. . . and innovative projects . . .

The idea of our traveling seminars grows from the premise that peoples, histories and environments are inextricably linked in a complex symbiotic relationship that can be studied intellectually and experientially. The geographic focus of these seminars is the traditional homelands of the Ocheti Shakowin Confederacy, often referred to as the Seven Council Fires. The confederacy, more commonly and incrorrectly referred to as "Sioux," is comprised of seven oyates, or nations, that are organized into three divisions: Dakota, Nakota and Lakota. The Confederacy's traditional homelands encompass lands in what are now the states of Wyoming, Montana, North Dakota, Minnesota, Iowa, Nebraska, Colorado, and South Dakota in the United States, and provinces of Saskatchewan, in Canada.

The overarching intention of these seminars is to encourage critical thinking about the intersections of Ocheti Shakowin Confederacy histories, cultures and lands on the one hand, and non-Confederacy perspectives of important places and events in the Confederacy's homelands on the other. In so doing, we are striving for a more nuanced awareness of the broader historical and contemporary relationships between American Indians and non-Indians.

The Workshops on Wheels pedagogy is inquiry-based. Lectures are minimized and active participation is required. Assigned questions related to readings and site visits are responded to individually with writings and drawings. Often, small groups discuss the responses and formulate composite responses that are shared with the other groups. In such cases, the entire seminar then discusses the original questions. Field activities conducted “en route” likewise are shared and critiqued. The success of our seminars rely in part on participants sharing ideas and thoughts throughout our En Route experience.

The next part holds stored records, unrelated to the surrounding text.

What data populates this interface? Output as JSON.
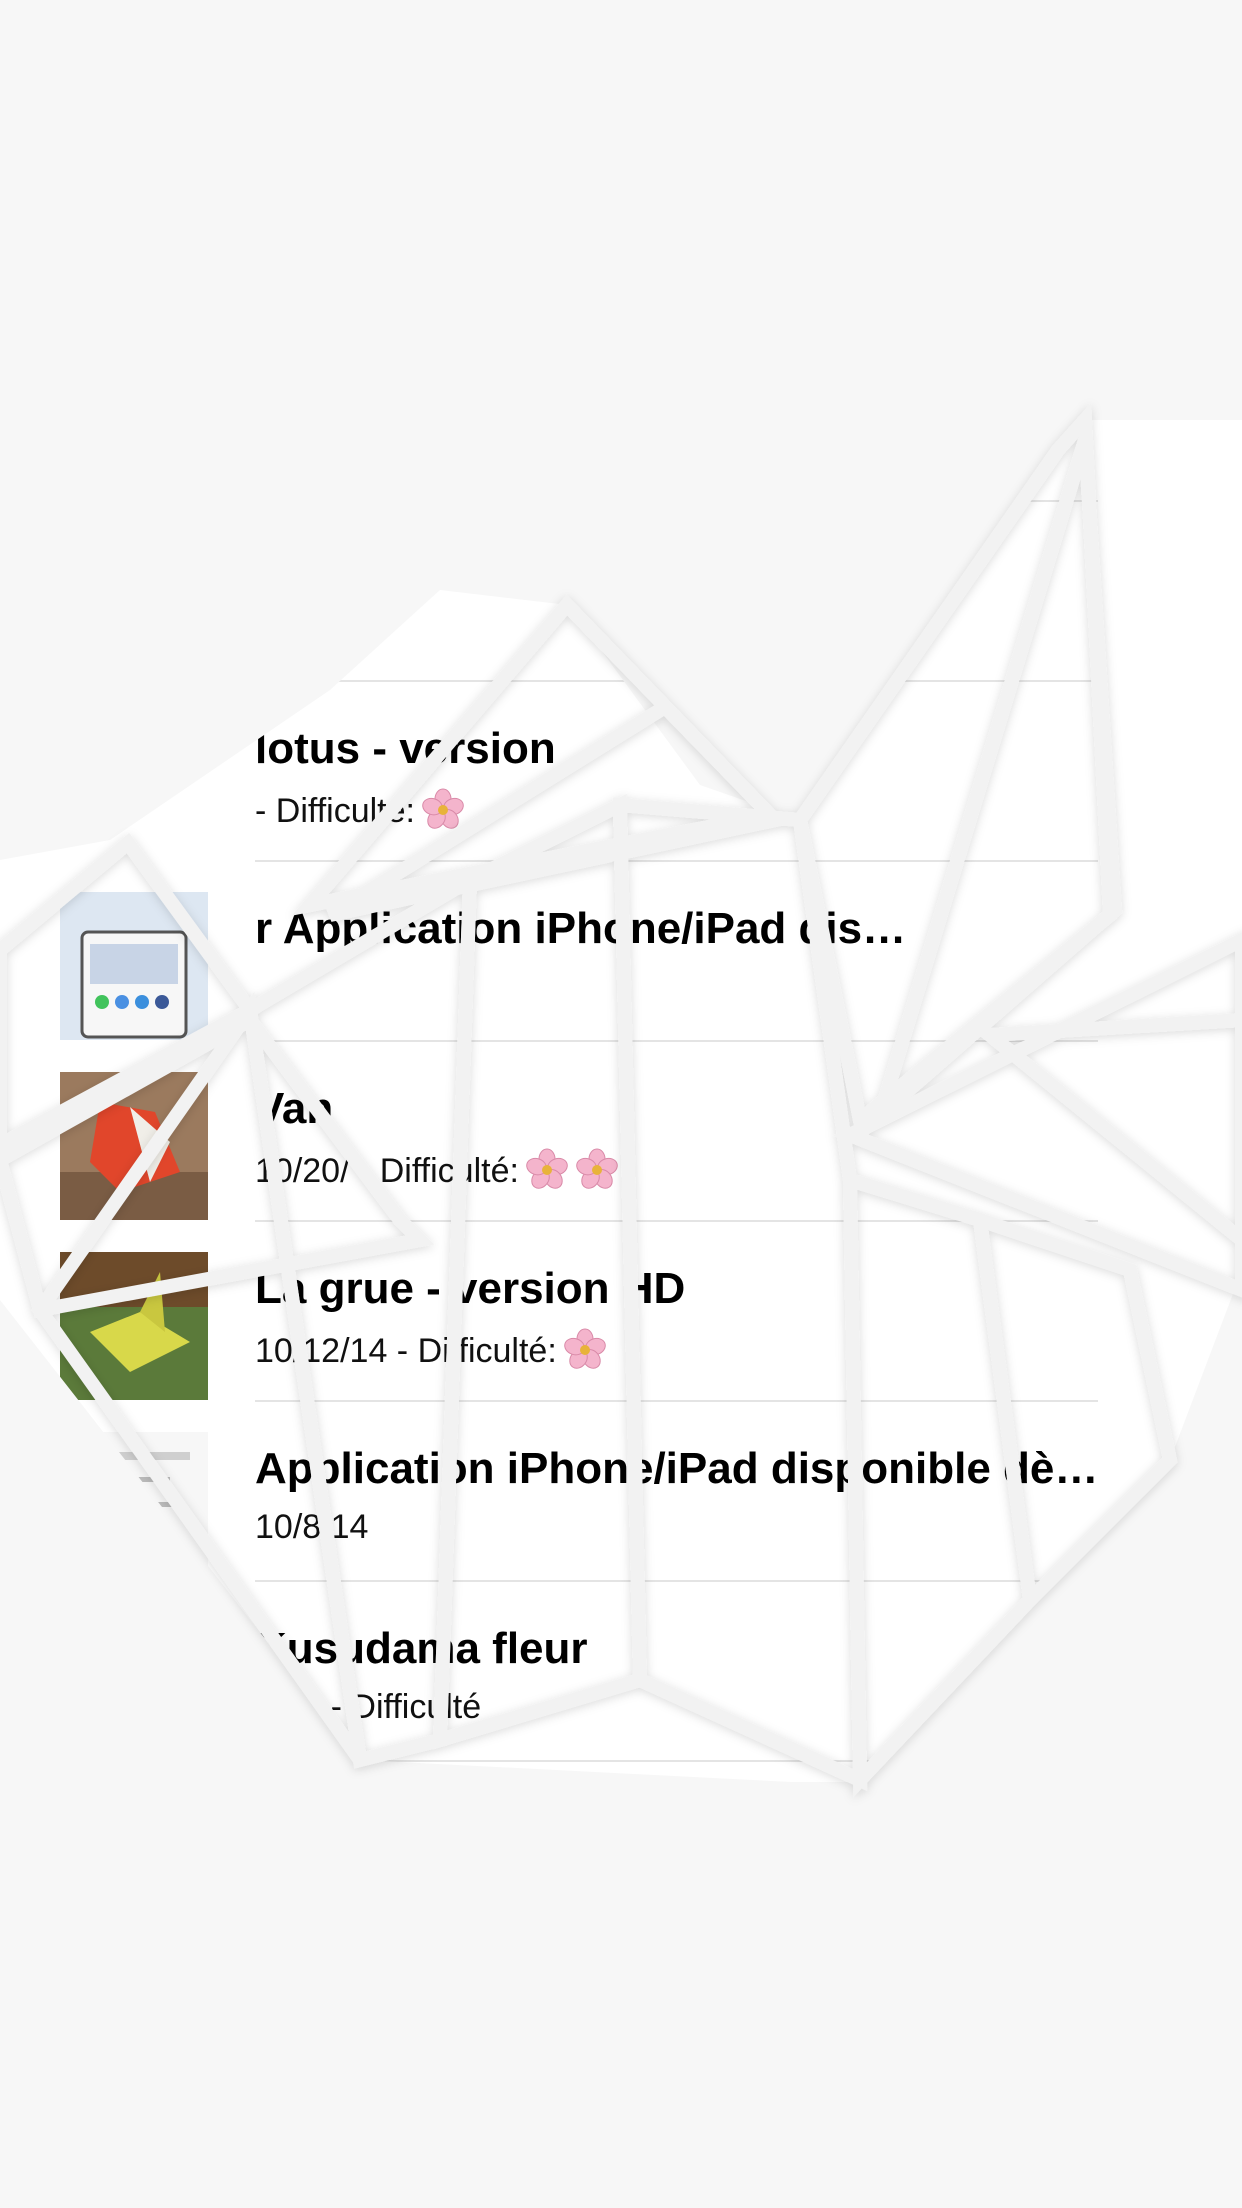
{
  "list": {
    "items": [
      {
        "title": "",
        "subtitle": "",
        "flowers": 0,
        "thumb": "none"
      },
      {
        "title": "",
        "subtitle": "",
        "flowers": 0,
        "thumb": "none"
      },
      {
        "title": "lotus - version",
        "subtitle": "- Difficulté:",
        "flowers": 1,
        "thumb": "none"
      },
      {
        "title": "r Application iPhone/iPad dis…",
        "subtitle": "",
        "flowers": 0,
        "thumb": "phone-screenshot"
      },
      {
        "title": "Van",
        "subtitle": "10/20/ - Difficulté:",
        "flowers": 2,
        "thumb": "origami-red-fox"
      },
      {
        "title": "La grue - version HD",
        "subtitle": "10/12/14 - Difficulté:",
        "flowers": 1,
        "thumb": "origami-yellow-crane"
      },
      {
        "title": "Application iPhone/iPad disponible dè…",
        "subtitle": "10/8/14",
        "flowers": 0,
        "thumb": "app-list-screenshot"
      },
      {
        "title": "Kusudama fleur",
        "subtitle": "9/14 - Difficulté",
        "flowers": 0,
        "thumb": "none"
      }
    ]
  },
  "icons": {
    "difficulty": "cherry-blossom-icon",
    "disclosure": "chevron-right-icon"
  },
  "colors": {
    "background": "#f7f7f7",
    "flower_petal": "#f4b4cc",
    "flower_center": "#e8b33a"
  }
}
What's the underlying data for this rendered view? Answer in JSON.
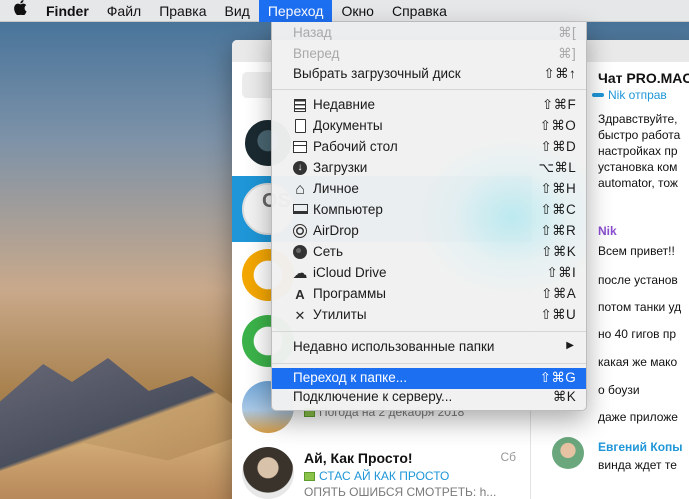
{
  "menubar": {
    "apple_icon": "apple-icon",
    "items": [
      "Finder",
      "Файл",
      "Правка",
      "Вид",
      "Переход",
      "Окно",
      "Справка"
    ],
    "active": "Переход"
  },
  "go_menu": {
    "items": [
      {
        "label": "Назад",
        "shortcut": "⌘[",
        "enabled": false
      },
      {
        "label": "Вперед",
        "shortcut": "⌘]",
        "enabled": false
      },
      {
        "label": "Выбрать загрузочный диск",
        "shortcut": "⇧⌘↑",
        "enabled": true
      },
      {
        "label": "Недавние",
        "shortcut": "⇧⌘F",
        "icon": "recents-icon",
        "glyph": ""
      },
      {
        "label": "Документы",
        "shortcut": "⇧⌘O",
        "icon": "documents-icon",
        "glyph": ""
      },
      {
        "label": "Рабочий стол",
        "shortcut": "⇧⌘D",
        "icon": "desktop-icon",
        "glyph": ""
      },
      {
        "label": "Загрузки",
        "shortcut": "⌥⌘L",
        "icon": "downloads-icon",
        "glyph": "↓"
      },
      {
        "label": "Личное",
        "shortcut": "⇧⌘H",
        "icon": "home-icon",
        "glyph": "⌂"
      },
      {
        "label": "Компьютер",
        "shortcut": "⇧⌘C",
        "icon": "computer-icon",
        "glyph": ""
      },
      {
        "label": "AirDrop",
        "shortcut": "⇧⌘R",
        "icon": "airdrop-icon",
        "glyph": ""
      },
      {
        "label": "Сеть",
        "shortcut": "⇧⌘K",
        "icon": "network-icon",
        "glyph": ""
      },
      {
        "label": "iCloud Drive",
        "shortcut": "⇧⌘I",
        "icon": "icloud-icon",
        "glyph": "☁"
      },
      {
        "label": "Программы",
        "shortcut": "⇧⌘A",
        "icon": "applications-icon",
        "glyph": "A"
      },
      {
        "label": "Утилиты",
        "shortcut": "⇧⌘U",
        "icon": "utilities-icon",
        "glyph": "✕"
      }
    ],
    "recent_folders": {
      "label": "Недавно использованные папки",
      "submenu_icon": "chevron-right-icon"
    },
    "go_to_folder": {
      "label": "Переход к папке...",
      "shortcut": "⇧⌘G",
      "highlighted": true
    },
    "connect_server": {
      "label": "Подключение к серверу...",
      "shortcut": "⌘K"
    }
  },
  "chat_list": {
    "rows": [
      {
        "avatar": "dark-logo-avatar",
        "name": "",
        "snippet": "",
        "time": ""
      },
      {
        "avatar": "macos-avatar",
        "avatar_text": "OS",
        "name": "",
        "snippet": "",
        "time": "",
        "selected": true
      },
      {
        "avatar": "orange-ring-avatar",
        "name": "",
        "snippet": "",
        "time": ""
      },
      {
        "avatar": "green-ring-avatar",
        "name": "",
        "snippet": "",
        "time": ""
      },
      {
        "avatar": "sky-avatar",
        "name": "",
        "snippet": "Погода на 2 декабря 2018",
        "time": ""
      },
      {
        "avatar": "photo-avatar",
        "name": "Ай, Как Просто!",
        "snippet_prefix": "СТАС АЙ КАК ПРОСТО",
        "snippet": "ОПЯТЬ ОШИБСЯ СМОТРЕТЬ: h...",
        "time": "Сб"
      }
    ]
  },
  "conversation": {
    "title": "Чат PRO.MAC",
    "subtitle": "Nik отправ",
    "lines_top": [
      "Здравствуйте,",
      "быстро работа",
      "настройках пр",
      "установка ком",
      "automator, тож"
    ],
    "sender_nik": "Nik",
    "nik_messages": [
      "Всем привет!!",
      "после установ",
      "потом танки уд",
      "но 40 гигов пр",
      "какая же мако",
      "о боузи",
      "даже приложе"
    ],
    "sender_evgeniy": "Евгений Копы",
    "evgeniy_message": "винда ждет те"
  },
  "colors": {
    "accent": "#1d6ff2",
    "telegram_blue": "#1e96d7",
    "nik_color": "#8a4ed0"
  }
}
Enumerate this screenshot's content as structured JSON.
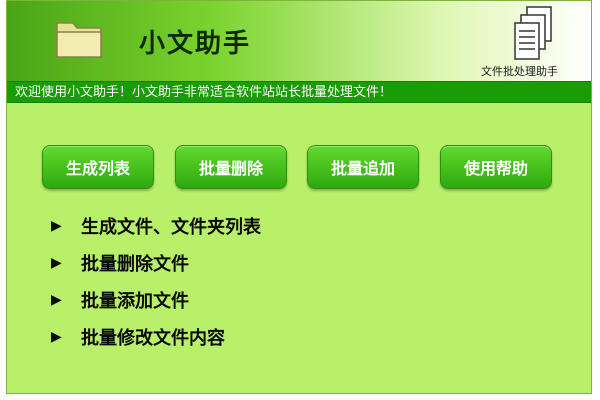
{
  "header": {
    "title": "小文助手",
    "batch_label": "文件批处理助手",
    "folder_icon": "folder-icon",
    "batch_icon": "documents-icon"
  },
  "banner": {
    "text": "欢迎使用小文助手！小文助手非常适合软件站站长批量处理文件！"
  },
  "buttons": [
    {
      "label": "生成列表"
    },
    {
      "label": "批量删除"
    },
    {
      "label": "批量追加"
    },
    {
      "label": "使用帮助"
    }
  ],
  "features": [
    {
      "text": "生成文件、文件夹列表"
    },
    {
      "text": "批量删除文件"
    },
    {
      "text": "批量添加文件"
    },
    {
      "text": "批量修改文件内容"
    }
  ],
  "colors": {
    "background": "#b8f06a",
    "banner": "#1a9c06",
    "button": "#3fbf16"
  }
}
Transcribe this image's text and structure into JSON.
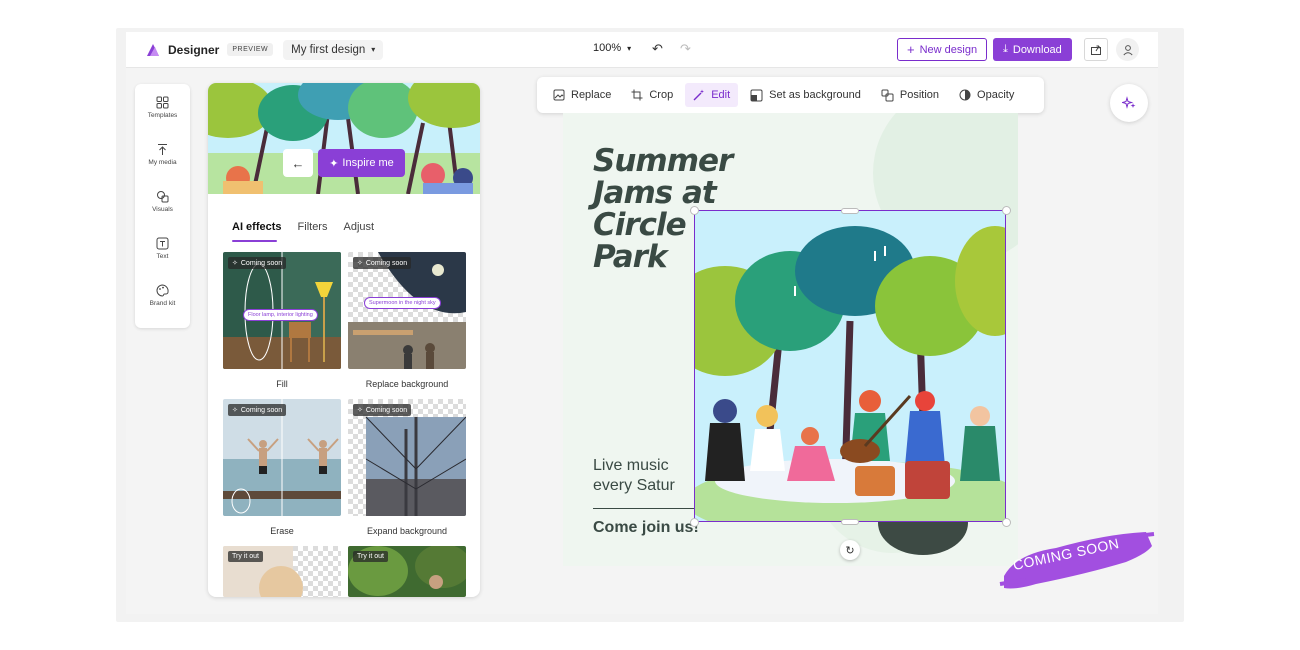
{
  "app": {
    "brand": "Designer",
    "preview_label": "PREVIEW",
    "design_name": "My first design",
    "zoom": "100%",
    "new_design_label": "New design",
    "download_label": "Download",
    "accent_color": "#8a3fd6"
  },
  "rail": {
    "items": [
      {
        "label": "Templates",
        "icon": "templates-icon"
      },
      {
        "label": "My media",
        "icon": "upload-icon"
      },
      {
        "label": "Visuals",
        "icon": "shapes-icon"
      },
      {
        "label": "Text",
        "icon": "text-icon"
      },
      {
        "label": "Brand kit",
        "icon": "palette-icon"
      }
    ]
  },
  "panel": {
    "inspire_label": "Inspire me",
    "tabs": [
      {
        "label": "AI effects",
        "active": true
      },
      {
        "label": "Filters",
        "active": false
      },
      {
        "label": "Adjust",
        "active": false
      }
    ],
    "cards": [
      {
        "caption": "Fill",
        "badge": "Coming soon",
        "tip": "Floor lamp, interior lighting"
      },
      {
        "caption": "Replace background",
        "badge": "Coming soon",
        "tip": "Supermoon in the night sky"
      },
      {
        "caption": "Erase",
        "badge": "Coming soon"
      },
      {
        "caption": "Expand background",
        "badge": "Coming soon"
      },
      {
        "caption": "",
        "badge": "Try it out"
      },
      {
        "caption": "",
        "badge": "Try it out"
      }
    ]
  },
  "toolbar": {
    "tools": [
      {
        "label": "Replace",
        "icon": "image-icon",
        "active": false
      },
      {
        "label": "Crop",
        "icon": "crop-icon",
        "active": false
      },
      {
        "label": "Edit",
        "icon": "magic-wand-icon",
        "active": true
      },
      {
        "label": "Set as background",
        "icon": "background-icon",
        "active": false
      },
      {
        "label": "Position",
        "icon": "position-icon",
        "active": false
      },
      {
        "label": "Opacity",
        "icon": "opacity-icon",
        "active": false
      }
    ]
  },
  "canvas": {
    "headline": [
      "Summer",
      "Jams at",
      "Circle",
      "Park"
    ],
    "live_lines": [
      "Live music",
      "every Satur"
    ],
    "join": "Come join us!"
  },
  "stamp": "COMING SOON"
}
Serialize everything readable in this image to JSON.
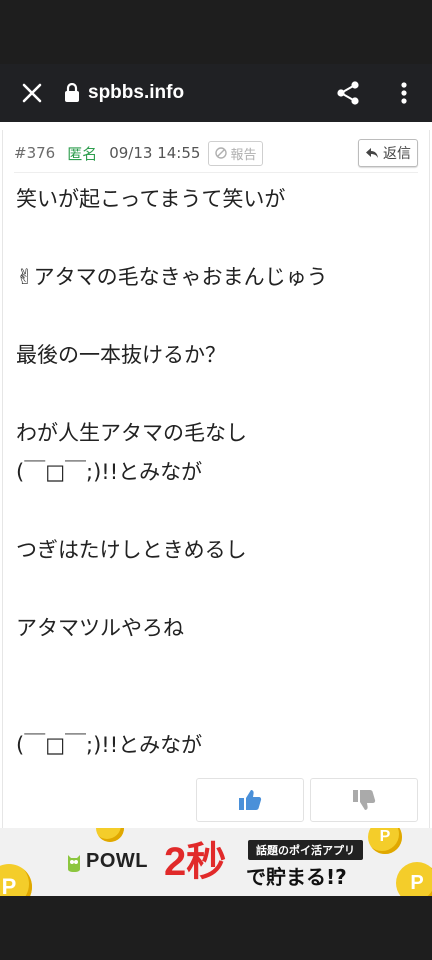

These are not tours. Participants are not tourists. These are college-level courses and are conducted accordingly.

Check back as we are adding content related to the five seminar topics listed above-left.